### PROBLEM TO SOLVE
Go line by line through the data below, counting each one that has "GBPUSD", and give the final count only.

### AVAILABLE DATA
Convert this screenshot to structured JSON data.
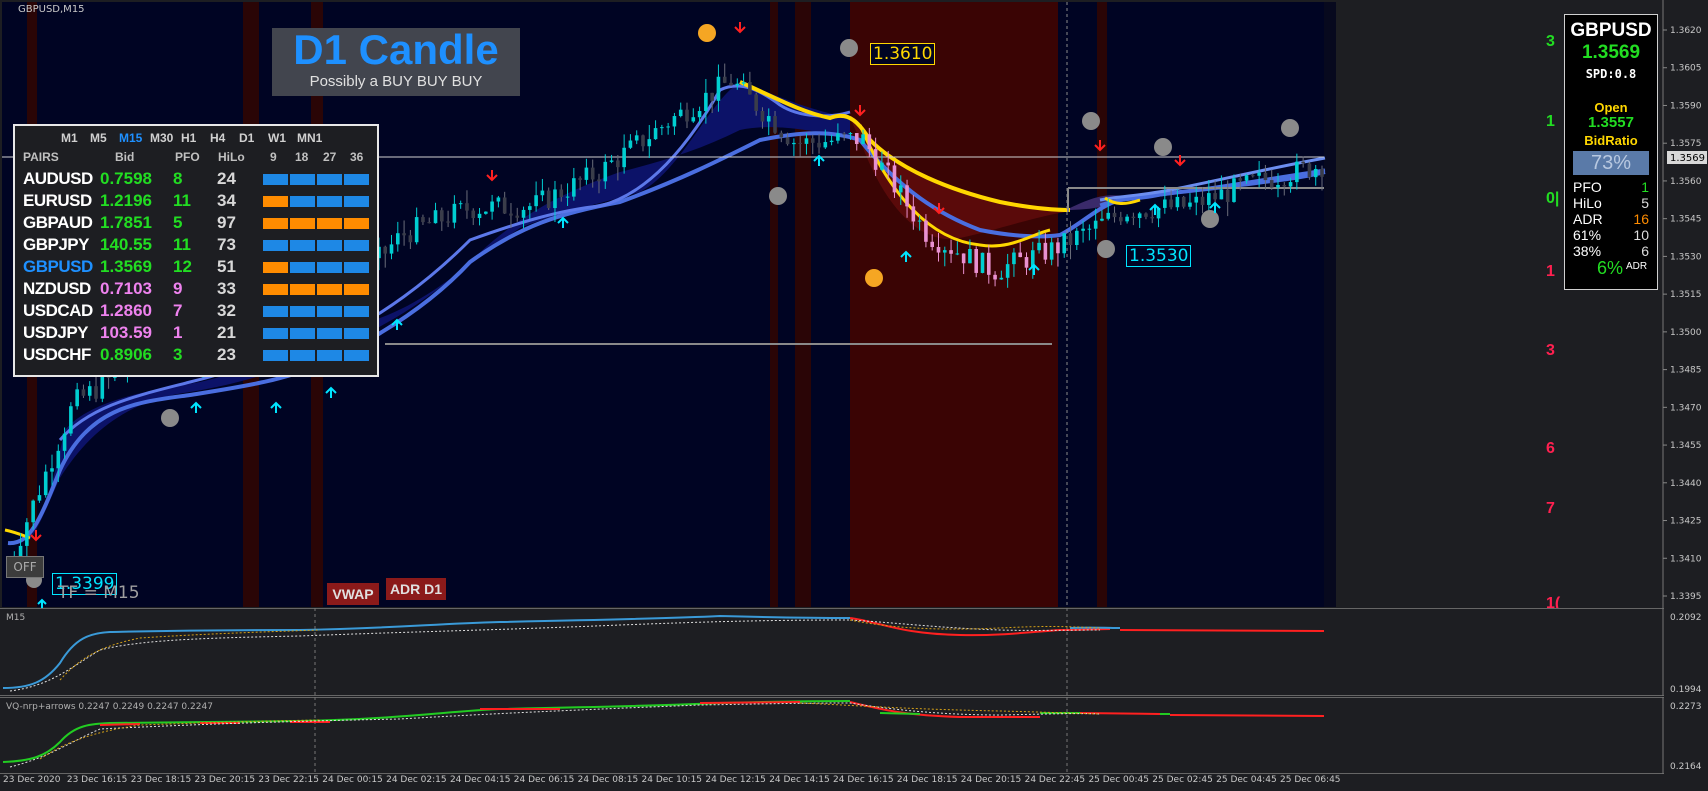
{
  "chart_title": "GBPUSD,M15",
  "banner": {
    "title": "D1 Candle",
    "subtitle": "Possibly a BUY BUY BUY"
  },
  "off_button": "OFF",
  "tf_label": "TF = M15",
  "vwap_button": "VWAP",
  "adr_button": "ADR D1",
  "price_tags": {
    "high": "1.3610",
    "mid": "1.3530",
    "low": "1.3399"
  },
  "right_markers": [
    "3",
    "1",
    "0|",
    "1",
    "3",
    "6",
    "7",
    "1("
  ],
  "price_axis": [
    "1.3620",
    "1.3605",
    "1.3590",
    "1.3575",
    "1.3560",
    "1.3545",
    "1.3530",
    "1.3515",
    "1.3500",
    "1.3485",
    "1.3470",
    "1.3455",
    "1.3440",
    "1.3425",
    "1.3410",
    "1.3395"
  ],
  "current_price_tag": "1.3569",
  "time_axis": [
    "23 Dec 2020",
    "23 Dec 16:15",
    "23 Dec 18:15",
    "23 Dec 20:15",
    "23 Dec 22:15",
    "24 Dec 00:15",
    "24 Dec 02:15",
    "24 Dec 04:15",
    "24 Dec 06:15",
    "24 Dec 08:15",
    "24 Dec 10:15",
    "24 Dec 12:15",
    "24 Dec 14:15",
    "24 Dec 16:15",
    "24 Dec 18:15",
    "24 Dec 20:15",
    "24 Dec 22:45",
    "25 Dec 00:45",
    "25 Dec 02:45",
    "25 Dec 04:45",
    "25 Dec 06:45"
  ],
  "sub1": {
    "title": "M15",
    "axis": [
      "0.2092",
      "0.1994"
    ]
  },
  "sub2": {
    "title": "VQ-nrp+arrows 0.2247 0.2249 0.2247 0.2247",
    "axis": [
      "0.2273",
      "0.2164"
    ]
  },
  "scanner": {
    "timeframes": [
      "M1",
      "M5",
      "M15",
      "M30",
      "H1",
      "H4",
      "D1",
      "W1",
      "MN1"
    ],
    "active_tf": "M15",
    "headers": {
      "pairs": "PAIRS",
      "bid": "Bid",
      "pfo": "PFO",
      "hilo": "HiLo",
      "c9": "9",
      "c18": "18",
      "c27": "27",
      "c36": "36"
    },
    "rows": [
      {
        "pair": "AUDUSD",
        "bid": "0.7598",
        "pfo": "8",
        "hilo": "24",
        "bid_color": "#22dd22",
        "pfo_color": "#22dd22",
        "bars": [
          "#1e88e5",
          "#1e88e5",
          "#1e88e5",
          "#1e88e5"
        ]
      },
      {
        "pair": "EURUSD",
        "bid": "1.2196",
        "pfo": "11",
        "hilo": "34",
        "bid_color": "#22dd22",
        "pfo_color": "#22dd22",
        "bars": [
          "#ff8c00",
          "#1e88e5",
          "#1e88e5",
          "#1e88e5"
        ]
      },
      {
        "pair": "GBPAUD",
        "bid": "1.7851",
        "pfo": "5",
        "hilo": "97",
        "bid_color": "#22dd22",
        "pfo_color": "#22dd22",
        "bars": [
          "#ff8c00",
          "#ff8c00",
          "#ff8c00",
          "#ff8c00"
        ]
      },
      {
        "pair": "GBPJPY",
        "bid": "140.55",
        "pfo": "11",
        "hilo": "73",
        "bid_color": "#22dd22",
        "pfo_color": "#22dd22",
        "bars": [
          "#1e88e5",
          "#1e88e5",
          "#1e88e5",
          "#1e88e5"
        ]
      },
      {
        "pair": "GBPUSD",
        "bid": "1.3569",
        "pfo": "12",
        "hilo": "51",
        "bid_color": "#22dd22",
        "pfo_color": "#22dd22",
        "bars": [
          "#ff8c00",
          "#1e88e5",
          "#1e88e5",
          "#1e88e5"
        ],
        "highlight": "#1e90ff"
      },
      {
        "pair": "NZDUSD",
        "bid": "0.7103",
        "pfo": "9",
        "hilo": "33",
        "bid_color": "#ee82ee",
        "pfo_color": "#ee82ee",
        "bars": [
          "#ff8c00",
          "#ff8c00",
          "#ff8c00",
          "#ff8c00"
        ]
      },
      {
        "pair": "USDCAD",
        "bid": "1.2860",
        "pfo": "7",
        "hilo": "32",
        "bid_color": "#ee82ee",
        "pfo_color": "#ee82ee",
        "bars": [
          "#1e88e5",
          "#1e88e5",
          "#1e88e5",
          "#1e88e5"
        ]
      },
      {
        "pair": "USDJPY",
        "bid": "103.59",
        "pfo": "1",
        "hilo": "21",
        "bid_color": "#ee82ee",
        "pfo_color": "#ee82ee",
        "bars": [
          "#1e88e5",
          "#1e88e5",
          "#1e88e5",
          "#1e88e5"
        ]
      },
      {
        "pair": "USDCHF",
        "bid": "0.8906",
        "pfo": "3",
        "hilo": "23",
        "bid_color": "#22dd22",
        "pfo_color": "#22dd22",
        "bars": [
          "#1e88e5",
          "#1e88e5",
          "#1e88e5",
          "#1e88e5"
        ]
      }
    ]
  },
  "info_panel": {
    "symbol": "GBPUSD",
    "bid": "1.3569",
    "spread": "SPD:0.8",
    "open_label": "Open",
    "open_value": "1.3557",
    "bidratio_label": "BidRatio",
    "bidratio_value": "73%",
    "stats": [
      {
        "label": "PFO",
        "value": "1",
        "color": "#22dd22"
      },
      {
        "label": "HiLo",
        "value": "5",
        "color": "#dddddd"
      },
      {
        "label": "ADR",
        "value": "16",
        "color": "#ff8c00"
      },
      {
        "label": "61%",
        "value": "10",
        "color": "#dddddd"
      },
      {
        "label": "38%",
        "value": "6",
        "color": "#dddddd"
      }
    ],
    "adr_pct": "6%",
    "adr_small": "ADR"
  },
  "colors": {
    "bull_candle": "#00ced1",
    "bear_candle_up": "#2aa4c8",
    "bear_candle_down": "#e890d0",
    "ema_fast": "#ffd700",
    "ema_slow": "#4a6ee0",
    "cloud_bull": "#0a0f6a",
    "cloud_bear": "#4a0808",
    "chart_bg": "#000423"
  },
  "chart_data": {
    "type": "line",
    "title": "GBPUSD,M15",
    "x": [
      "23 Dec 2020",
      "23 Dec 16:15",
      "23 Dec 18:15",
      "23 Dec 20:15",
      "23 Dec 22:15",
      "24 Dec 00:15",
      "24 Dec 02:15",
      "24 Dec 04:15",
      "24 Dec 06:15",
      "24 Dec 08:15",
      "24 Dec 10:15",
      "24 Dec 12:15",
      "24 Dec 14:15",
      "24 Dec 16:15",
      "24 Dec 18:15",
      "24 Dec 20:15",
      "24 Dec 22:45",
      "25 Dec 00:45",
      "25 Dec 02:45",
      "25 Dec 04:45",
      "25 Dec 06:45"
    ],
    "series": [
      {
        "values": [
          1.3402,
          1.347,
          1.3488,
          1.3492,
          1.3495,
          1.3512,
          1.354,
          1.3551,
          1.3552,
          1.3566,
          1.3586,
          1.3604,
          1.3578,
          1.358,
          1.354,
          1.3525,
          1.3535,
          1.355,
          1.3552,
          1.3562,
          1.3569
        ]
      }
    ],
    "ylim": [
      1.339,
      1.3625
    ],
    "current": 1.3569,
    "grid": false
  }
}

### PROBLEM SOLUTION
4